Graduate Credits Required: 80
Years to Complete: 3
Salary Range: $50,000-80,000
Cohort Size: 8-12
Program Mission Statement
The mission of the Department of Landscape Architecture and Environmental Planning’s Master of Landscape Architecture graduate program is to: (1) prepare future professionals to address the dynamic issues and scales of landscapes across the Intermountain West and around the world; and (2) engage in creative intellectual work that contributes to the theory and practice of landscape architecture.
The Master of Science in Environmental Planning (MsEP) degree provides future planners with the skills to respond to the evolving needs of growing communities and provides them with expertise in landscape level analysis and planning. Students learn to recognize the importance of the relationships between physical attributes of a region and the human dimensions of settlement and culture. This 2-year program prepares future planners and land managers to work in an interdisciplinary environment, leading to better land-use decisions, policy, and implementation.
- Modeling Affordable Housing in Moab and Spanish Valley
- An Instructional Module on Permaculture Design Theory for Landscape Architecture Students
- Community Renewable Energy: The Potential for Energy Generation on Public Land In Cedar City, Utah
- A Sustainability Assessment of Utah's 29 Counties: Testing a Multivariate Graphical Method of Sustainability Assessment
- Landscapes of Movement: Exploring a Contemporary Approah to Long-Distance Non-Motorized Backcountry Recreation Trail Planning
- An Examination of What Motivates Utah Residents to Adopt the Practice of Rainwater Harvesting
- Transportation Related Challenges for Persons' with Disabilities Social Participation

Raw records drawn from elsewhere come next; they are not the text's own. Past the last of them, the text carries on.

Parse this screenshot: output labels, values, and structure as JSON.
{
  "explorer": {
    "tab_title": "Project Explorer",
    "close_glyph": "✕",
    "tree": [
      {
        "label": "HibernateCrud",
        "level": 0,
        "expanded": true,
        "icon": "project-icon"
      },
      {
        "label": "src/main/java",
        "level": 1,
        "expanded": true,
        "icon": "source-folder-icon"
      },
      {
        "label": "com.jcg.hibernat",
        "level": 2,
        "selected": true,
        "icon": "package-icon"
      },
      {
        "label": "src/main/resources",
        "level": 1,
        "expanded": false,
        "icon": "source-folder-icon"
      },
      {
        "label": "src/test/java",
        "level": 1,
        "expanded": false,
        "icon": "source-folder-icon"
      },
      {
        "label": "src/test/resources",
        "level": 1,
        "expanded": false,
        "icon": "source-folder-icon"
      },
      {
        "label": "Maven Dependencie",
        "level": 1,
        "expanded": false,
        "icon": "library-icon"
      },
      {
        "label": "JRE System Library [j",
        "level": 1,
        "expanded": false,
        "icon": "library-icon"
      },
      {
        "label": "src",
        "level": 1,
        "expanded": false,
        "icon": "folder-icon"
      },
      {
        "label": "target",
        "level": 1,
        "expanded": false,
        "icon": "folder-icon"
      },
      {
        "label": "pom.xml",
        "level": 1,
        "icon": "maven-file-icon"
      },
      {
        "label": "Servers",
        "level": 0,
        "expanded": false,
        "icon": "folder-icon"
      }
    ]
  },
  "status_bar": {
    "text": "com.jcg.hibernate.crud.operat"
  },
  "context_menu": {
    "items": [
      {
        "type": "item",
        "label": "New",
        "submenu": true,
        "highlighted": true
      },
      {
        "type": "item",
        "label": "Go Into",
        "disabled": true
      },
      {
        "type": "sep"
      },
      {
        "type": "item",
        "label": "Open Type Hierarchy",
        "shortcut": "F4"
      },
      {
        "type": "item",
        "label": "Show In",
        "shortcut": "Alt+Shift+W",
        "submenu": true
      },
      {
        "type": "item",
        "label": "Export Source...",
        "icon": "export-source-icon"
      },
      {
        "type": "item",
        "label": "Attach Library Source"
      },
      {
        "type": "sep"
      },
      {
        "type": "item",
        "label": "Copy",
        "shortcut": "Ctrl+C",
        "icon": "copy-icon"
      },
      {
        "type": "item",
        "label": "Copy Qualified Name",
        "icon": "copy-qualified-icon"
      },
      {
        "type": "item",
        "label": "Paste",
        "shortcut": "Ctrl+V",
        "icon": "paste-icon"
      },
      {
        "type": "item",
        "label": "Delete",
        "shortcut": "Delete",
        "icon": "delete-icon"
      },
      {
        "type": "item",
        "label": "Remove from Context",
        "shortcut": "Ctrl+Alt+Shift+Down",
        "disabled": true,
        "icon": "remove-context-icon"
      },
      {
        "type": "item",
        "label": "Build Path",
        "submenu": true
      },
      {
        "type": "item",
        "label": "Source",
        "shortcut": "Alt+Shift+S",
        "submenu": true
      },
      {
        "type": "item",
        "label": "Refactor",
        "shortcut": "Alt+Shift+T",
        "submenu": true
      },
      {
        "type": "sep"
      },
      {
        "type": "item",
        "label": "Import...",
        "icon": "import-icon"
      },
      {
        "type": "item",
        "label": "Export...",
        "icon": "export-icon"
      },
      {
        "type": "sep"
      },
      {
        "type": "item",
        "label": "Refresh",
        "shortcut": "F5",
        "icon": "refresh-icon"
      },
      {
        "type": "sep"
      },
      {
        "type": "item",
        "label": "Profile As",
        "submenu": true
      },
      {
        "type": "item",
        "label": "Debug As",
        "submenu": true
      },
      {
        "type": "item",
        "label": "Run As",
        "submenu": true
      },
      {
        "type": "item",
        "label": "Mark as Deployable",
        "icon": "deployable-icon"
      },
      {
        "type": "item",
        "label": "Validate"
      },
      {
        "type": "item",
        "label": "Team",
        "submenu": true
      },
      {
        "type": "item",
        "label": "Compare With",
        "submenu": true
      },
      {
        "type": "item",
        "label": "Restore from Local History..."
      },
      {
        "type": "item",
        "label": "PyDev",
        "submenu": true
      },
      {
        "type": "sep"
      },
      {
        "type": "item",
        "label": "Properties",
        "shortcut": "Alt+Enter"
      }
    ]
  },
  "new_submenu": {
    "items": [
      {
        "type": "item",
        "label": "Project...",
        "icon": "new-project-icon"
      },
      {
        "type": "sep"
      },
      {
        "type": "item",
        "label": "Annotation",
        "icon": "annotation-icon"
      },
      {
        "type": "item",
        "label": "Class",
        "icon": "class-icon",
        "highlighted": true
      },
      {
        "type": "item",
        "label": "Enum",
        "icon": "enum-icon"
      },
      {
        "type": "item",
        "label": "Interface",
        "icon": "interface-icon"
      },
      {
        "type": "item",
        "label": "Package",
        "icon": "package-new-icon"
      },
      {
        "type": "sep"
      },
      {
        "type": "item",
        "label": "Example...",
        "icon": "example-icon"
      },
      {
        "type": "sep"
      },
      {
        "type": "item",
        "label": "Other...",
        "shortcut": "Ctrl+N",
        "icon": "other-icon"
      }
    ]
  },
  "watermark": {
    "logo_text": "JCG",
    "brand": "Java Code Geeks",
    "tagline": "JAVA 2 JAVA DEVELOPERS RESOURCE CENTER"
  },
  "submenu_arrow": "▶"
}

- A Comparison of Park Access with Park Need for Children: Case Study in Cache County, Utah
- Evidence-Based Practices for the Design of Inclusive Playgrounds that Support Peer Interactions Among Children with All Abilities
- Community Wildfire Planning and Design: A Review and Evaluation of Current Policies and Practices in the Western United States